Saturday, January 16, 2010

the One True Color

Sometimes that which is treasured is worth treasuring. Sometimes not. But which is which is not always easy.

One of my all-time favorite tales, one I used to tell my kids when they were little, comes from the world of the Hinduism, a religion/philosophy I admired in part because it always seemed to have the good sense to laugh at itself.

Once upon a time, a tinker carrying a vat came into a particular village. He set himself up in the town square and offered to dye the villagers' cloth in his vat. So the villagers lined up with their bolts and bits of cloth. The first in line told the tinker she would like her cloth dyed blue. Into the vat went the cloth and out it came, blue. The second in line said he would like his bolt dyed red. Into the same vat that had produced a beautiful blue went the bolt, and out it came, red. And so it went, down the line -- red and blue and green and yellow. Each bit of cloth went into the same vat and came out as requested. Finally, there was only one man left in line. He approached the tinker and handed over his cloth with the request, "Please make mine the color of what is in the vat."

I suppose different people will hear that story differently according to the color of their cloth, but I think many if not most would like to be as acute as the last fellow in line. Yeah -- I want to know the essence of things, the essence without the colorful diversions, the very-god of very gods ... the center of the universe, the one answer to every question. What a treasure that would be!

And certainly that last guy in line is an inspiration and an encouragement ... someone suggesting that there is a treasure and it is worth having. Where there is a brass ring, people are bound to try to grab it.

But I see the story somewhat differently these days.

Red and blue and yellow and green ... is it really so smart to relegate such secondary matters to secondary-matter status? Didn't red and blue and yellow and green come out of the same vat? And if so, how could they be any different from exactly what the savvy villager was asking for? I think red and blue and yellow and green are precisely the same ... the one answer to every question; the brass ring among brass rings; the treasure among all treasures.

And still, people will treasure what seems to lie far away and out of sight.

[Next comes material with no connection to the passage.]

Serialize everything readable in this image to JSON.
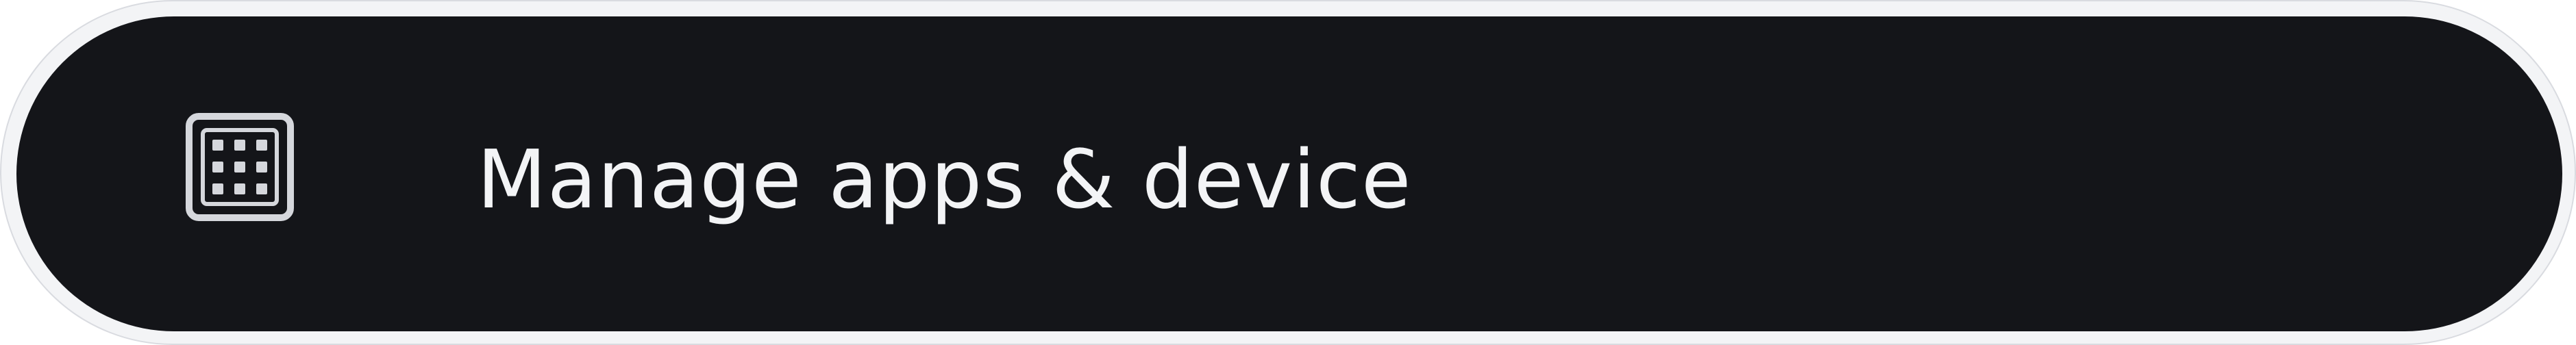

They will treasure the magical invitations of their minds. Red and blue and yellow and green are not as special, as magical, as savvy as questing after the color of what is in the vat. Sometimes they will work their asses off trying to attain what is already apparent in the clothes closet: Red and blue and yellow and green. They want something else because what they have just now is not good enough, not holy enough, not functional enough, not peaceful enough, not ... magical and wise. They can make quite a lot of noise about the worthiness of the quest for the One True Color, the Something Else that will bring meaning and peace to all that has gone before.

And if you say, "What's the matter with the blue shirt or red dress you already have?" they can become despondent or even outraged. No, no, no ... I am full of anger and sorrow and regret and a whole lot of colors that aren't the One True Color. There is a greater treasure to be had! Or, alternatively, they can grow lazy ... why bother seeking the One True Color when every color is it ... let me stick to Buddhism or Christianity or Islam as my rock and salvation: Since there is no better way, let me make the best of what I've got and stop mewling about some One True Color. I've got my treasure and I will treasure it as best I may, accepting the fact that there is no brass ring, no improved course. I'll compromise because that's the way the fickle finger of fate has arranged things.

And so they treasure what is not much of a treasure at all...a clothes closet full of colorful compromises.

The pivot in this long-winded and tortured metaphor is the matter of work -- of investigation, of attention, of responsibility. That work begins and ends with the colors already in hand and rousing up the energy to take a look. Red is a good color. Blue is a good color. Yellow is a good color. Green is a good color. Love is a good color. Anger is a good color. Greed is a good color. Joy is a good color. Acquisitiveness is a good color. Compromise is a good color. Fucked-up is a good color. Hell, even religion is a good color. It's a good color because it is your color -- your honest clothes closet, your for-the-moment treasure. Naturally it might be nice to find some tinker who would provide the One True Color without your work, but that will never happen. Who could possibly know your colors better than you ... or treasure them either?

Work. Investigation. Courage. Patience. Doubt. Making mistakes. Heavenly breakthroughs. All of them asking. All of them answering. All of them a magical vat. Whose vat is this? Whose cloth? Whose hope? Whose sorrow? Whose colors? Whose magic? Whose treasure? What other color could all this possibly be?

Maybe, with a bit of effort, we can all become like the Hindus ....

And laugh a little.

1 comment: